:: Data for review ::
----

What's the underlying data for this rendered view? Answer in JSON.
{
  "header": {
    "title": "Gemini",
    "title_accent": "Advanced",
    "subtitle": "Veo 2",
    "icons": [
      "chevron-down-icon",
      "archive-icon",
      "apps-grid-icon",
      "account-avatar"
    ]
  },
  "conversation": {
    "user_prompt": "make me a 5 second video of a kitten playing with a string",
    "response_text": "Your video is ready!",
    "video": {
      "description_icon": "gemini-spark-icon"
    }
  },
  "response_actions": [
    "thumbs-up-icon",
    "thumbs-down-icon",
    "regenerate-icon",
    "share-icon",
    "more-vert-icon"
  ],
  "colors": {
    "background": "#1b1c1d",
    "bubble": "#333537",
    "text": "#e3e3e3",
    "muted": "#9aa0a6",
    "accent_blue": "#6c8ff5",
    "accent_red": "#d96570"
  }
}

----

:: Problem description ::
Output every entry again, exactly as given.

:: Written answer ::
What's the underlying data for this rendered view? Answer in JSON.
{
  "header": {
    "title": "Gemini",
    "title_accent": "Advanced",
    "subtitle": "Veo 2",
    "icons": [
      "chevron-down-icon",
      "archive-icon",
      "apps-grid-icon",
      "account-avatar"
    ]
  },
  "conversation": {
    "user_prompt": "make me a 5 second video of a kitten playing with a string",
    "response_text": "Your video is ready!",
    "video": {
      "description_icon": "gemini-spark-icon"
    }
  },
  "response_actions": [
    "thumbs-up-icon",
    "thumbs-down-icon",
    "regenerate-icon",
    "share-icon",
    "more-vert-icon"
  ],
  "colors": {
    "background": "#1b1c1d",
    "bubble": "#333537",
    "text": "#e3e3e3",
    "muted": "#9aa0a6",
    "accent_blue": "#6c8ff5",
    "accent_red": "#d96570"
  }
}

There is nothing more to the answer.